• _WHAT TO WORK ON_: Select the lines of the records containing the word "Move" and list them.

(RECORDS FOR THIS TASK)

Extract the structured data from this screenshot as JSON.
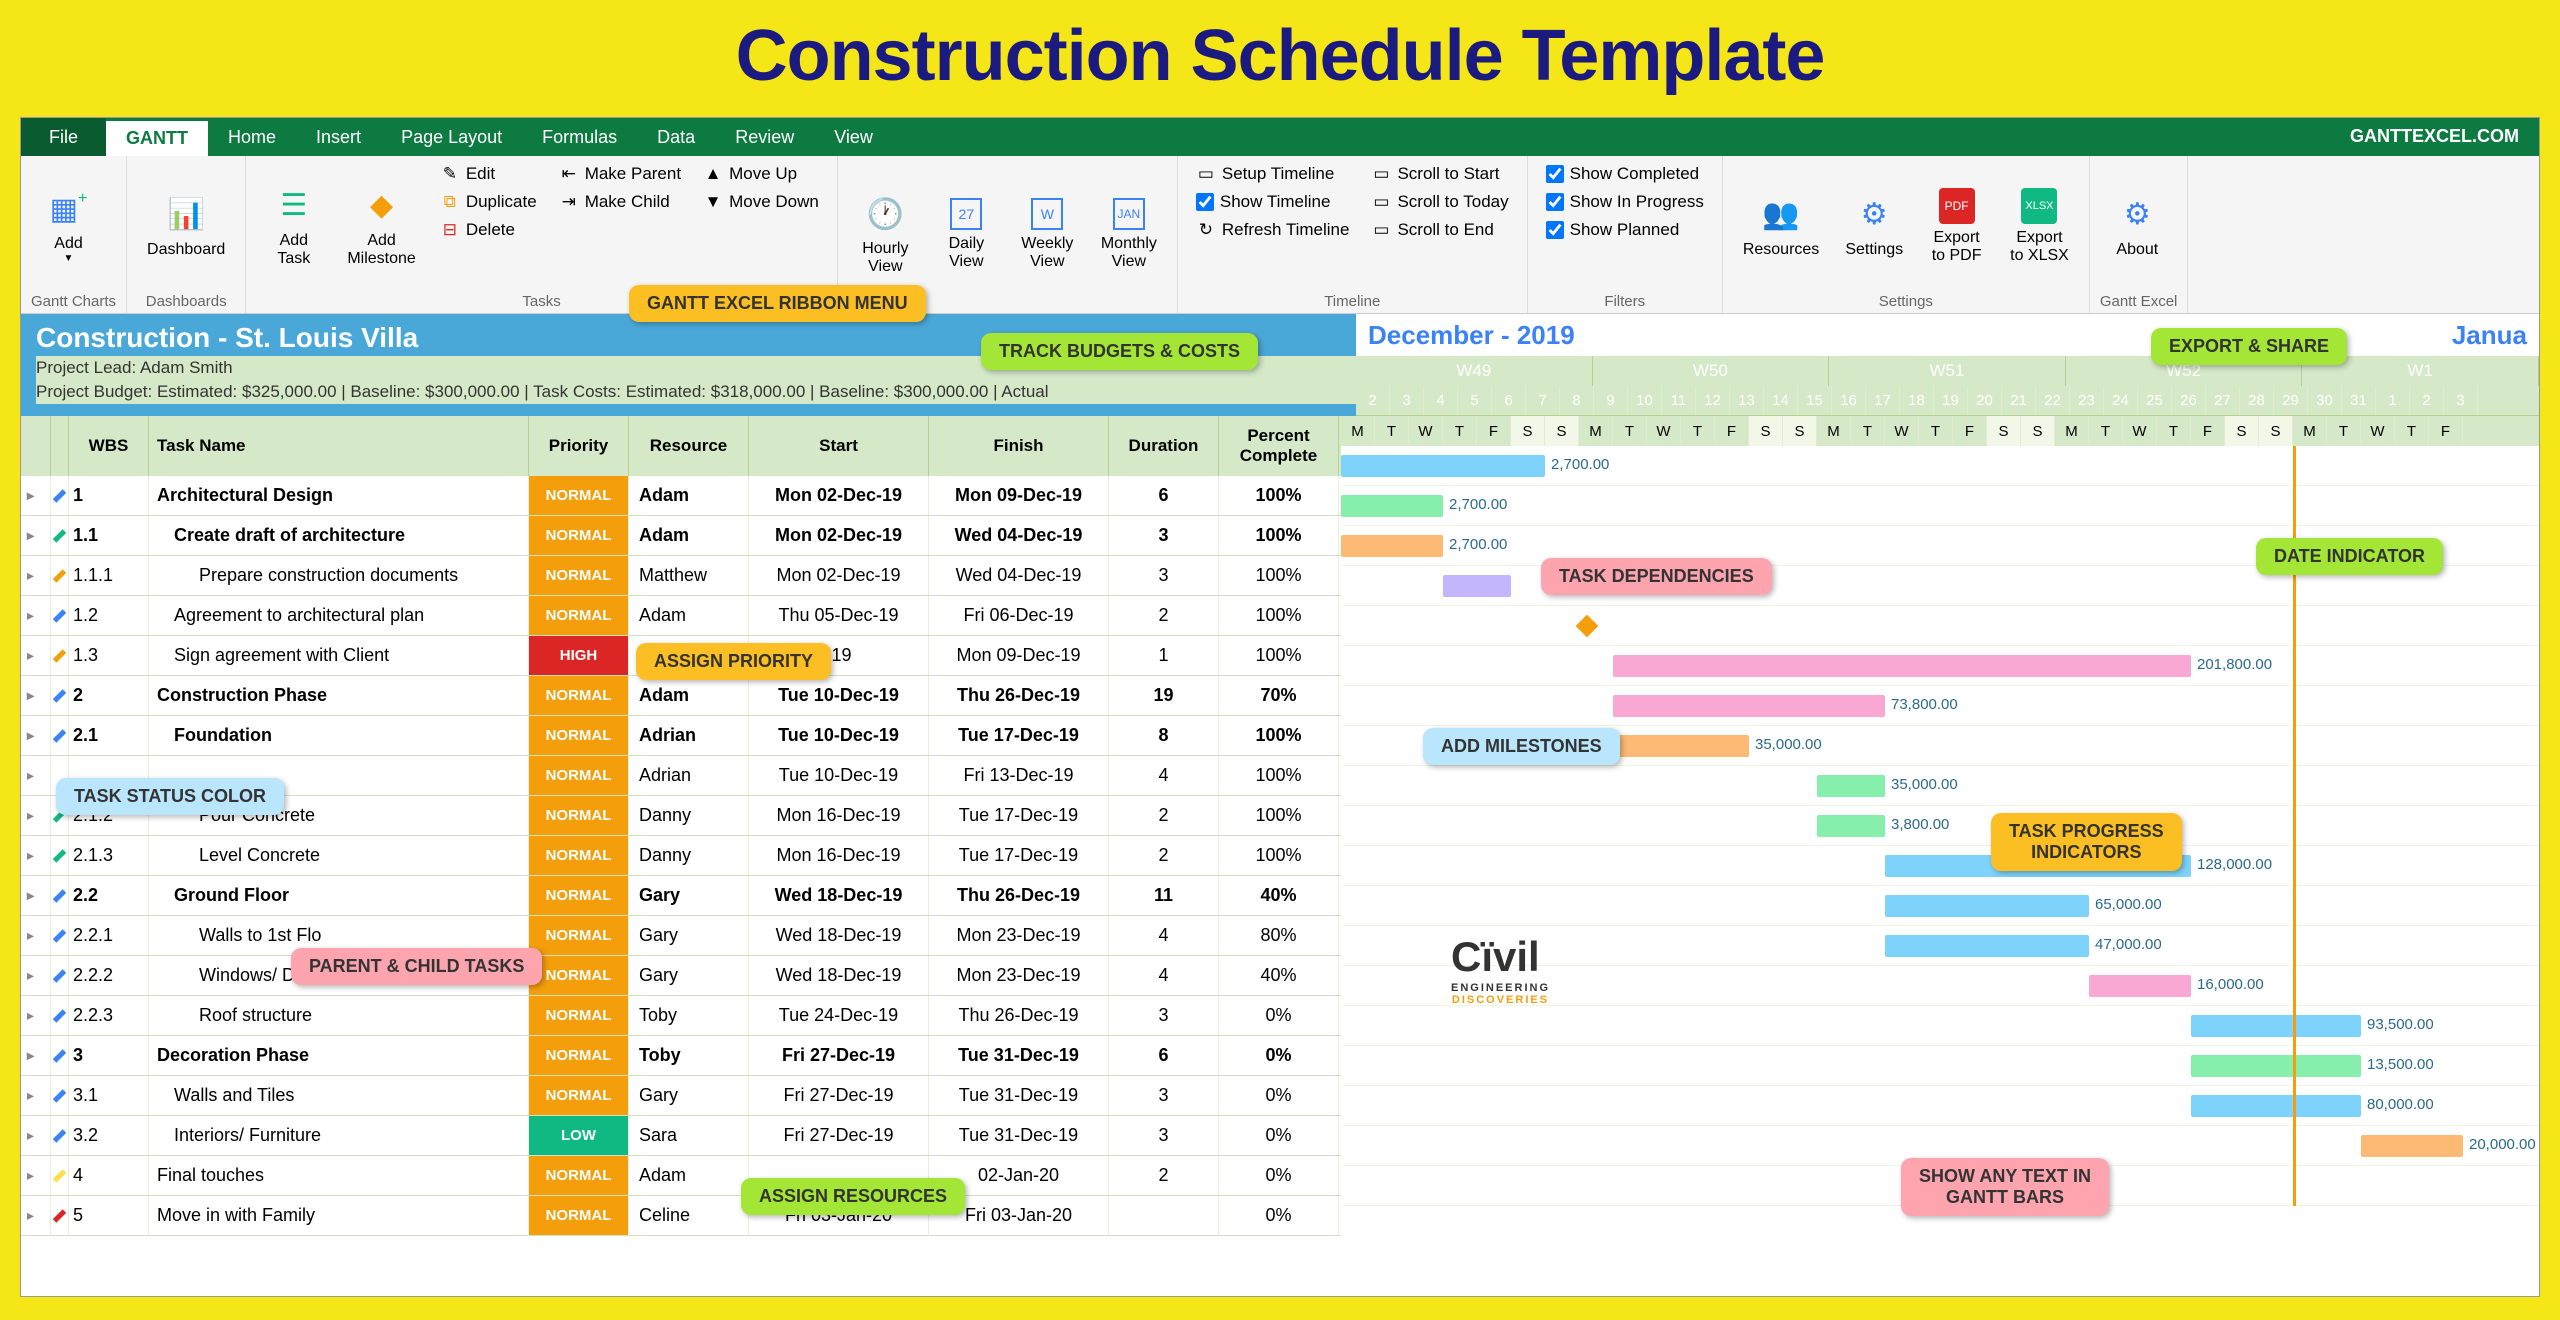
{
  "banner": "Construction Schedule Template",
  "brand": "GANTTEXCEL.COM",
  "tabs": [
    "File",
    "GANTT",
    "Home",
    "Insert",
    "Page Layout",
    "Formulas",
    "Data",
    "Review",
    "View"
  ],
  "ribbon": {
    "groups": {
      "ganttCharts": {
        "label": "Gantt Charts",
        "add": "Add"
      },
      "dashboards": {
        "label": "Dashboards",
        "dashboard": "Dashboard"
      },
      "tasks": {
        "label": "Tasks",
        "addTask": "Add\nTask",
        "addMilestone": "Add\nMilestone",
        "edit": "Edit",
        "duplicate": "Duplicate",
        "delete": "Delete",
        "makeParent": "Make Parent",
        "makeChild": "Make Child",
        "moveUp": "Move Up",
        "moveDown": "Move Down"
      },
      "views": {
        "hourly": "Hourly\nView",
        "daily": "Daily\nView",
        "weekly": "Weekly\nView",
        "monthly": "Monthly\nView"
      },
      "timeline": {
        "label": "Timeline",
        "setup": "Setup Timeline",
        "show": "Show Timeline",
        "refresh": "Refresh Timeline",
        "scrollStart": "Scroll to Start",
        "scrollToday": "Scroll to Today",
        "scrollEnd": "Scroll to End"
      },
      "filters": {
        "label": "Filters",
        "completed": "Show Completed",
        "inProgress": "Show In Progress",
        "planned": "Show Planned"
      },
      "settings": {
        "label": "Settings",
        "resources": "Resources",
        "settings": "Settings",
        "pdf": "Export\nto PDF",
        "xlsx": "Export\nto XLSX"
      },
      "excel": {
        "label": "Gantt Excel",
        "about": "About"
      }
    }
  },
  "project": {
    "title": "Construction - St. Louis Villa",
    "lead": "Project Lead: Adam Smith",
    "budget": "Project Budget: Estimated: $325,000.00 | Baseline: $300,000.00 | Task Costs: Estimated: $318,000.00 | Baseline: $300,000.00 | Actual"
  },
  "columns": {
    "wbs": "WBS",
    "name": "Task Name",
    "priority": "Priority",
    "resource": "Resource",
    "start": "Start",
    "finish": "Finish",
    "duration": "Duration",
    "percent": "Percent\nComplete"
  },
  "month": "December - 2019",
  "month2": "Janua",
  "weeks": [
    "W49",
    "W50",
    "W51",
    "W52",
    "W1"
  ],
  "days": [
    "2",
    "3",
    "4",
    "5",
    "6",
    "7",
    "8",
    "9",
    "10",
    "11",
    "12",
    "13",
    "14",
    "15",
    "16",
    "17",
    "18",
    "19",
    "20",
    "21",
    "22",
    "23",
    "24",
    "25",
    "26",
    "27",
    "28",
    "29",
    "30",
    "31",
    "1",
    "2",
    "3"
  ],
  "dow": [
    "M",
    "T",
    "W",
    "T",
    "F",
    "S",
    "S",
    "M",
    "T",
    "W",
    "T",
    "F",
    "S",
    "S",
    "M",
    "T",
    "W",
    "T",
    "F",
    "S",
    "S",
    "M",
    "T",
    "W",
    "T",
    "F",
    "S",
    "S",
    "M",
    "T",
    "W",
    "T",
    "F"
  ],
  "rows": [
    {
      "status": "#3b82f6",
      "wbs": "1",
      "name": "Architectural Design",
      "indent": 0,
      "bold": true,
      "priority": "NORMAL",
      "resource": "Adam",
      "start": "Mon 02-Dec-19",
      "finish": "Mon 09-Dec-19",
      "duration": "6",
      "percent": "100%",
      "bar": {
        "start": 0,
        "len": 6,
        "color": "blue",
        "label": "2,700.00"
      }
    },
    {
      "status": "#10b981",
      "wbs": "1.1",
      "name": "Create draft of architecture",
      "indent": 1,
      "bold": true,
      "priority": "NORMAL",
      "resource": "Adam",
      "start": "Mon 02-Dec-19",
      "finish": "Wed 04-Dec-19",
      "duration": "3",
      "percent": "100%",
      "bar": {
        "start": 0,
        "len": 3,
        "color": "green",
        "label": "2,700.00"
      }
    },
    {
      "status": "#f59e0b",
      "wbs": "1.1.1",
      "name": "Prepare construction documents",
      "indent": 2,
      "bold": false,
      "priority": "NORMAL",
      "resource": "Matthew",
      "start": "Mon 02-Dec-19",
      "finish": "Wed 04-Dec-19",
      "duration": "3",
      "percent": "100%",
      "bar": {
        "start": 0,
        "len": 3,
        "color": "orange",
        "label": "2,700.00"
      }
    },
    {
      "status": "#3b82f6",
      "wbs": "1.2",
      "name": "Agreement to architectural plan",
      "indent": 1,
      "bold": false,
      "priority": "NORMAL",
      "resource": "Adam",
      "start": "Thu 05-Dec-19",
      "finish": "Fri 06-Dec-19",
      "duration": "2",
      "percent": "100%",
      "bar": {
        "start": 3,
        "len": 2,
        "color": "purple",
        "label": ""
      }
    },
    {
      "status": "#f59e0b",
      "wbs": "1.3",
      "name": "Sign agreement with Client",
      "indent": 1,
      "bold": false,
      "priority": "HIGH",
      "resource": "",
      "start": "-19",
      "finish": "Mon 09-Dec-19",
      "duration": "1",
      "percent": "100%",
      "milestone": {
        "day": 7
      }
    },
    {
      "status": "#3b82f6",
      "wbs": "2",
      "name": "Construction Phase",
      "indent": 0,
      "bold": true,
      "priority": "NORMAL",
      "resource": "Adam",
      "start": "Tue 10-Dec-19",
      "finish": "Thu 26-Dec-19",
      "duration": "19",
      "percent": "70%",
      "bar": {
        "start": 8,
        "len": 17,
        "color": "pink",
        "label": "201,800.00"
      }
    },
    {
      "status": "#3b82f6",
      "wbs": "2.1",
      "name": "Foundation",
      "indent": 1,
      "bold": true,
      "priority": "NORMAL",
      "resource": "Adrian",
      "start": "Tue 10-Dec-19",
      "finish": "Tue 17-Dec-19",
      "duration": "8",
      "percent": "100%",
      "bar": {
        "start": 8,
        "len": 8,
        "color": "pink",
        "label": "73,800.00"
      }
    },
    {
      "status": "",
      "wbs": "",
      "name": "",
      "indent": 2,
      "bold": false,
      "priority": "NORMAL",
      "resource": "Adrian",
      "start": "Tue 10-Dec-19",
      "finish": "Fri 13-Dec-19",
      "duration": "4",
      "percent": "100%",
      "bar": {
        "start": 8,
        "len": 4,
        "color": "orange",
        "label": "35,000.00"
      }
    },
    {
      "status": "#10b981",
      "wbs": "2.1.2",
      "name": "Pour Concrete",
      "indent": 2,
      "bold": false,
      "priority": "NORMAL",
      "resource": "Danny",
      "start": "Mon 16-Dec-19",
      "finish": "Tue 17-Dec-19",
      "duration": "2",
      "percent": "100%",
      "bar": {
        "start": 14,
        "len": 2,
        "color": "green",
        "label": "35,000.00"
      }
    },
    {
      "status": "#10b981",
      "wbs": "2.1.3",
      "name": "Level Concrete",
      "indent": 2,
      "bold": false,
      "priority": "NORMAL",
      "resource": "Danny",
      "start": "Mon 16-Dec-19",
      "finish": "Tue 17-Dec-19",
      "duration": "2",
      "percent": "100%",
      "bar": {
        "start": 14,
        "len": 2,
        "color": "green",
        "label": "3,800.00"
      }
    },
    {
      "status": "#3b82f6",
      "wbs": "2.2",
      "name": "Ground Floor",
      "indent": 1,
      "bold": true,
      "priority": "NORMAL",
      "resource": "Gary",
      "start": "Wed 18-Dec-19",
      "finish": "Thu 26-Dec-19",
      "duration": "11",
      "percent": "40%",
      "bar": {
        "start": 16,
        "len": 9,
        "color": "blue",
        "label": "128,000.00"
      }
    },
    {
      "status": "#3b82f6",
      "wbs": "2.2.1",
      "name": "Walls to 1st Flo",
      "indent": 2,
      "bold": false,
      "priority": "NORMAL",
      "resource": "Gary",
      "start": "Wed 18-Dec-19",
      "finish": "Mon 23-Dec-19",
      "duration": "4",
      "percent": "80%",
      "bar": {
        "start": 16,
        "len": 6,
        "color": "blue",
        "label": "65,000.00"
      }
    },
    {
      "status": "#3b82f6",
      "wbs": "2.2.2",
      "name": "Windows/ Door",
      "indent": 2,
      "bold": false,
      "priority": "NORMAL",
      "resource": "Gary",
      "start": "Wed 18-Dec-19",
      "finish": "Mon 23-Dec-19",
      "duration": "4",
      "percent": "40%",
      "bar": {
        "start": 16,
        "len": 6,
        "color": "blue",
        "label": "47,000.00"
      }
    },
    {
      "status": "#3b82f6",
      "wbs": "2.2.3",
      "name": "Roof structure",
      "indent": 2,
      "bold": false,
      "priority": "NORMAL",
      "resource": "Toby",
      "start": "Tue 24-Dec-19",
      "finish": "Thu 26-Dec-19",
      "duration": "3",
      "percent": "0%",
      "bar": {
        "start": 22,
        "len": 3,
        "color": "pink",
        "label": "16,000.00"
      }
    },
    {
      "status": "#3b82f6",
      "wbs": "3",
      "name": "Decoration Phase",
      "indent": 0,
      "bold": true,
      "priority": "NORMAL",
      "resource": "Toby",
      "start": "Fri 27-Dec-19",
      "finish": "Tue 31-Dec-19",
      "duration": "6",
      "percent": "0%",
      "bar": {
        "start": 25,
        "len": 5,
        "color": "blue",
        "label": "93,500.00"
      }
    },
    {
      "status": "#3b82f6",
      "wbs": "3.1",
      "name": "Walls and Tiles",
      "indent": 1,
      "bold": false,
      "priority": "NORMAL",
      "resource": "Gary",
      "start": "Fri 27-Dec-19",
      "finish": "Tue 31-Dec-19",
      "duration": "3",
      "percent": "0%",
      "bar": {
        "start": 25,
        "len": 5,
        "color": "green",
        "label": "13,500.00"
      }
    },
    {
      "status": "#3b82f6",
      "wbs": "3.2",
      "name": "Interiors/ Furniture",
      "indent": 1,
      "bold": false,
      "priority": "LOW",
      "resource": "Sara",
      "start": "Fri 27-Dec-19",
      "finish": "Tue 31-Dec-19",
      "duration": "3",
      "percent": "0%",
      "bar": {
        "start": 25,
        "len": 5,
        "color": "blue",
        "label": "80,000.00"
      }
    },
    {
      "status": "#fde047",
      "wbs": "4",
      "name": "Final touches",
      "indent": 0,
      "bold": false,
      "priority": "NORMAL",
      "resource": "Adam",
      "start": "",
      "finish": "02-Jan-20",
      "duration": "2",
      "percent": "0%",
      "bar": {
        "start": 30,
        "len": 3,
        "color": "orange",
        "label": "20,000.00"
      }
    },
    {
      "status": "#dc2626",
      "wbs": "5",
      "name": "Move in with Family",
      "indent": 0,
      "bold": false,
      "priority": "NORMAL",
      "resource": "Celine",
      "start": "Fri 03-Jan-20",
      "finish": "Fri 03-Jan-20",
      "duration": "",
      "percent": "0%"
    }
  ],
  "callouts": {
    "ribbonMenu": "GANTT EXCEL RIBBON MENU",
    "trackBudgets": "TRACK BUDGETS & COSTS",
    "exportShare": "EXPORT & SHARE",
    "taskDeps": "TASK DEPENDENCIES",
    "dateIndicator": "DATE INDICATOR",
    "assignPriority": "ASSIGN PRIORITY",
    "addMilestones": "ADD MILESTONES",
    "taskStatus": "TASK STATUS COLOR",
    "progressInd": "TASK PROGRESS\nINDICATORS",
    "parentChild": "PARENT & CHILD TASKS",
    "assignResources": "ASSIGN RESOURCES",
    "showText": "SHOW ANY TEXT IN\nGANTT BARS"
  },
  "watermark": {
    "main": "Cïvil",
    "sub": "ENGINEERING",
    "sub2": "DISCOVERIES"
  }
}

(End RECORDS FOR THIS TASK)

• _OUTPUT OF THE TASK_:
        "moveUp": "Move Up",
        "moveDown": "Move Down"
      "name": "Move in with Family",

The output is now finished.